▸ **What you should do**
Could you repeat every record below exactly, leaving out the pictures?

▸ **Input data**
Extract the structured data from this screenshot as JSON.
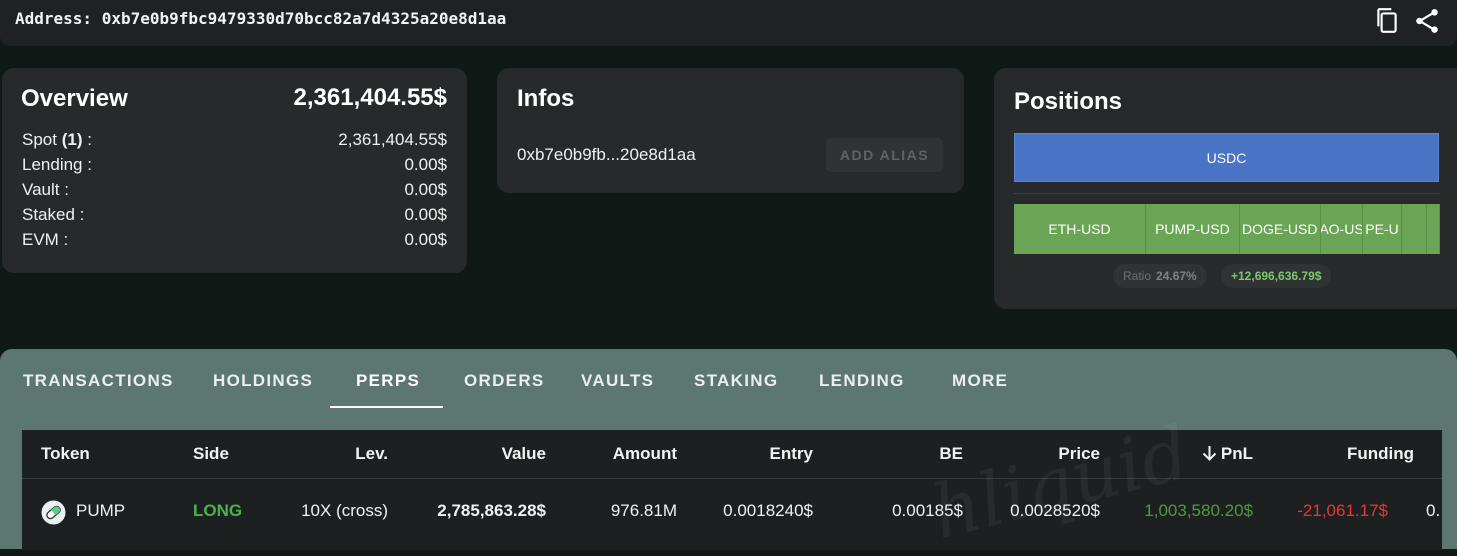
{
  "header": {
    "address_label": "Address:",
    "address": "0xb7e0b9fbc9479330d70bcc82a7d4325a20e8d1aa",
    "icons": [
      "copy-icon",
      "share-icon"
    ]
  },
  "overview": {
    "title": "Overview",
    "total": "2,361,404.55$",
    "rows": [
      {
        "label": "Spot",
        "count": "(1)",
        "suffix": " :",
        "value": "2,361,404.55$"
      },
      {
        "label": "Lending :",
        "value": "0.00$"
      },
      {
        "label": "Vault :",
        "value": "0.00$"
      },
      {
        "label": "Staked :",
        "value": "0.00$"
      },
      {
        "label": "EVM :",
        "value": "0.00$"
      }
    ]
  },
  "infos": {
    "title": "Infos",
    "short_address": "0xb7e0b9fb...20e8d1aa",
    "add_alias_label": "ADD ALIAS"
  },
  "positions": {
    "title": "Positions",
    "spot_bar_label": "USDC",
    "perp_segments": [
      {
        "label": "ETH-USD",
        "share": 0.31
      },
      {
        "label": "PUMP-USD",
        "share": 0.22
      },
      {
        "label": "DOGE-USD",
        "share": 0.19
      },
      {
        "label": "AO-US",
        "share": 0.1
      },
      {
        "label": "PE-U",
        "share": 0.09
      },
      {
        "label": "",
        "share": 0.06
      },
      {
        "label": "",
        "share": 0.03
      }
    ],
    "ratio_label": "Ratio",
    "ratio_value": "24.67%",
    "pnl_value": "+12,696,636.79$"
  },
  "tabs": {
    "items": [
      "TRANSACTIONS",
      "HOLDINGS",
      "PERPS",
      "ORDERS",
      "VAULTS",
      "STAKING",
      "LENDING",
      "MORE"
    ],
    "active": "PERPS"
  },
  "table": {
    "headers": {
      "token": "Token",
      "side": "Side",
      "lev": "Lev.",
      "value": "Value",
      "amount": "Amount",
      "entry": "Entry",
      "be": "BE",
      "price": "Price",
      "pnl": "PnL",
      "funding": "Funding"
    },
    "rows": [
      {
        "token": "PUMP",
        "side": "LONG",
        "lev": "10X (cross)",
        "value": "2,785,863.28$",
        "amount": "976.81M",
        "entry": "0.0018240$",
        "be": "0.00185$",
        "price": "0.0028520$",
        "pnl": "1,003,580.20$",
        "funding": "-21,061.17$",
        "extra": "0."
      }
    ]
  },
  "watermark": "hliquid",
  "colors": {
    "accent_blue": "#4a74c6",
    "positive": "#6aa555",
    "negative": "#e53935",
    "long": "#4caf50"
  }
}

▸ **Result**
Extract the structured data from this screenshot as JSON.
{
  "header": {
    "address_label": "Address:",
    "address": "0xb7e0b9fbc9479330d70bcc82a7d4325a20e8d1aa",
    "icons": [
      "copy-icon",
      "share-icon"
    ]
  },
  "overview": {
    "title": "Overview",
    "total": "2,361,404.55$",
    "rows": [
      {
        "label": "Spot",
        "count": "(1)",
        "suffix": " :",
        "value": "2,361,404.55$"
      },
      {
        "label": "Lending :",
        "value": "0.00$"
      },
      {
        "label": "Vault :",
        "value": "0.00$"
      },
      {
        "label": "Staked :",
        "value": "0.00$"
      },
      {
        "label": "EVM :",
        "value": "0.00$"
      }
    ]
  },
  "infos": {
    "title": "Infos",
    "short_address": "0xb7e0b9fb...20e8d1aa",
    "add_alias_label": "ADD ALIAS"
  },
  "positions": {
    "title": "Positions",
    "spot_bar_label": "USDC",
    "perp_segments": [
      {
        "label": "ETH-USD",
        "share": 0.31
      },
      {
        "label": "PUMP-USD",
        "share": 0.22
      },
      {
        "label": "DOGE-USD",
        "share": 0.19
      },
      {
        "label": "AO-US",
        "share": 0.1
      },
      {
        "label": "PE-U",
        "share": 0.09
      },
      {
        "label": "",
        "share": 0.06
      },
      {
        "label": "",
        "share": 0.03
      }
    ],
    "ratio_label": "Ratio",
    "ratio_value": "24.67%",
    "pnl_value": "+12,696,636.79$"
  },
  "tabs": {
    "items": [
      "TRANSACTIONS",
      "HOLDINGS",
      "PERPS",
      "ORDERS",
      "VAULTS",
      "STAKING",
      "LENDING",
      "MORE"
    ],
    "active": "PERPS"
  },
  "table": {
    "headers": {
      "token": "Token",
      "side": "Side",
      "lev": "Lev.",
      "value": "Value",
      "amount": "Amount",
      "entry": "Entry",
      "be": "BE",
      "price": "Price",
      "pnl": "PnL",
      "funding": "Funding"
    },
    "rows": [
      {
        "token": "PUMP",
        "side": "LONG",
        "lev": "10X (cross)",
        "value": "2,785,863.28$",
        "amount": "976.81M",
        "entry": "0.0018240$",
        "be": "0.00185$",
        "price": "0.0028520$",
        "pnl": "1,003,580.20$",
        "funding": "-21,061.17$",
        "extra": "0."
      }
    ]
  },
  "watermark": "hliquid",
  "colors": {
    "accent_blue": "#4a74c6",
    "positive": "#6aa555",
    "negative": "#e53935",
    "long": "#4caf50"
  }
}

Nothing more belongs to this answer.